▶ _Work to be completed_
The data below should be repeated exactly and in full.
*** Data shown
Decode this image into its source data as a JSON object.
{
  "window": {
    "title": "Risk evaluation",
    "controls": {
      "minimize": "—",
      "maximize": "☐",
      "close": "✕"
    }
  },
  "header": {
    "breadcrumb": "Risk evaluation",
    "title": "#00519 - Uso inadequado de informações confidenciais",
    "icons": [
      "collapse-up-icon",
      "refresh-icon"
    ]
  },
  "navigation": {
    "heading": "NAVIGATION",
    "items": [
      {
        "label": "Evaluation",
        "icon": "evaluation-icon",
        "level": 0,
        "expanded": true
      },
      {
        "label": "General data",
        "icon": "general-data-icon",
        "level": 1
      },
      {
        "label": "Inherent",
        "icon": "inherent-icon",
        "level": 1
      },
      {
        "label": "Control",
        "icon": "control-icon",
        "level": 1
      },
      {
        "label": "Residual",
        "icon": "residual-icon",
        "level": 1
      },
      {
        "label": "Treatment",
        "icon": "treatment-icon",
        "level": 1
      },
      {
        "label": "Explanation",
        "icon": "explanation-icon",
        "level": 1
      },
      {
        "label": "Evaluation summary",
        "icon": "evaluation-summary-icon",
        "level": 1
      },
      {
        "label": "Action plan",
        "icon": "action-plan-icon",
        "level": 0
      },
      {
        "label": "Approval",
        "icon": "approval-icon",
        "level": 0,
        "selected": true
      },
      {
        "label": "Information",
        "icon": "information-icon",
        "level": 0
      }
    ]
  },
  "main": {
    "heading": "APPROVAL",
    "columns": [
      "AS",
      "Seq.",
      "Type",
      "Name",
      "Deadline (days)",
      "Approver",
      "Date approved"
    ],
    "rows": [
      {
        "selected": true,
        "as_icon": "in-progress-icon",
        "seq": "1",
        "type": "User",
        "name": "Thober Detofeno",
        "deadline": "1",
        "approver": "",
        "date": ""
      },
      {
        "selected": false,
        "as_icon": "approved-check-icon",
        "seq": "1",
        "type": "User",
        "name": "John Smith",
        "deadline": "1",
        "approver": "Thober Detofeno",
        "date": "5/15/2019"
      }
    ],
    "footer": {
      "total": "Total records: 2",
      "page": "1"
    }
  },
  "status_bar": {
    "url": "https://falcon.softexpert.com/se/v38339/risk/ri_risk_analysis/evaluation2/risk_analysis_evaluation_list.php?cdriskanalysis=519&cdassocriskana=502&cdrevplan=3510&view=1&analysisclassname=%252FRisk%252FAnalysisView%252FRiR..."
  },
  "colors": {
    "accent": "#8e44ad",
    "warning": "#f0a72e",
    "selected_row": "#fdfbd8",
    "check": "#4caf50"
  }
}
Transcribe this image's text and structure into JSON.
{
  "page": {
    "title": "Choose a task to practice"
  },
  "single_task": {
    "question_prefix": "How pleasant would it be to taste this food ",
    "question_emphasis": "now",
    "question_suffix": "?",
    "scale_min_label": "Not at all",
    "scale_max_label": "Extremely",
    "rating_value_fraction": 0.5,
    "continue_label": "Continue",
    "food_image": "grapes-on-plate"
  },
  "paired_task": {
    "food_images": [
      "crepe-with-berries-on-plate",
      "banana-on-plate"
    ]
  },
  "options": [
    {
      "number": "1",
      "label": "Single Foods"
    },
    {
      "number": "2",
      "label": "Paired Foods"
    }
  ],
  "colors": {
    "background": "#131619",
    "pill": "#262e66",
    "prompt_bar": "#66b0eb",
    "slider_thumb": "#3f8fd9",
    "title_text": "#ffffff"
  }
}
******
▶ _Reply_
Decode this image into its source data as a JSON object.
{
  "window": {
    "title": "Risk evaluation",
    "controls": {
      "minimize": "—",
      "maximize": "☐",
      "close": "✕"
    }
  },
  "header": {
    "breadcrumb": "Risk evaluation",
    "title": "#00519 - Uso inadequado de informações confidenciais",
    "icons": [
      "collapse-up-icon",
      "refresh-icon"
    ]
  },
  "navigation": {
    "heading": "NAVIGATION",
    "items": [
      {
        "label": "Evaluation",
        "icon": "evaluation-icon",
        "level": 0,
        "expanded": true
      },
      {
        "label": "General data",
        "icon": "general-data-icon",
        "level": 1
      },
      {
        "label": "Inherent",
        "icon": "inherent-icon",
        "level": 1
      },
      {
        "label": "Control",
        "icon": "control-icon",
        "level": 1
      },
      {
        "label": "Residual",
        "icon": "residual-icon",
        "level": 1
      },
      {
        "label": "Treatment",
        "icon": "treatment-icon",
        "level": 1
      },
      {
        "label": "Explanation",
        "icon": "explanation-icon",
        "level": 1
      },
      {
        "label": "Evaluation summary",
        "icon": "evaluation-summary-icon",
        "level": 1
      },
      {
        "label": "Action plan",
        "icon": "action-plan-icon",
        "level": 0
      },
      {
        "label": "Approval",
        "icon": "approval-icon",
        "level": 0,
        "selected": true
      },
      {
        "label": "Information",
        "icon": "information-icon",
        "level": 0
      }
    ]
  },
  "main": {
    "heading": "APPROVAL",
    "columns": [
      "AS",
      "Seq.",
      "Type",
      "Name",
      "Deadline (days)",
      "Approver",
      "Date approved"
    ],
    "rows": [
      {
        "selected": true,
        "as_icon": "in-progress-icon",
        "seq": "1",
        "type": "User",
        "name": "Thober Detofeno",
        "deadline": "1",
        "approver": "",
        "date": ""
      },
      {
        "selected": false,
        "as_icon": "approved-check-icon",
        "seq": "1",
        "type": "User",
        "name": "John Smith",
        "deadline": "1",
        "approver": "Thober Detofeno",
        "date": "5/15/2019"
      }
    ],
    "footer": {
      "total": "Total records: 2",
      "page": "1"
    }
  },
  "status_bar": {
    "url": "https://falcon.softexpert.com/se/v38339/risk/ri_risk_analysis/evaluation2/risk_analysis_evaluation_list.php?cdriskanalysis=519&cdassocriskana=502&cdrevplan=3510&view=1&analysisclassname=%252FRisk%252FAnalysisView%252FRiR..."
  },
  "colors": {
    "accent": "#8e44ad",
    "warning": "#f0a72e",
    "selected_row": "#fdfbd8",
    "check": "#4caf50"
  }
}
Transcribe this image's text and structure into JSON.
{
  "page": {
    "title": "Choose a task to practice"
  },
  "single_task": {
    "question_prefix": "How pleasant would it be to taste this food ",
    "question_emphasis": "now",
    "question_suffix": "?",
    "scale_min_label": "Not at all",
    "scale_max_label": "Extremely",
    "rating_value_fraction": 0.5,
    "continue_label": "Continue",
    "food_image": "grapes-on-plate"
  },
  "paired_task": {
    "food_images": [
      "crepe-with-berries-on-plate",
      "banana-on-plate"
    ]
  },
  "options": [
    {
      "number": "1",
      "label": "Single Foods"
    },
    {
      "number": "2",
      "label": "Paired Foods"
    }
  ],
  "colors": {
    "background": "#131619",
    "pill": "#262e66",
    "prompt_bar": "#66b0eb",
    "slider_thumb": "#3f8fd9",
    "title_text": "#ffffff"
  }
}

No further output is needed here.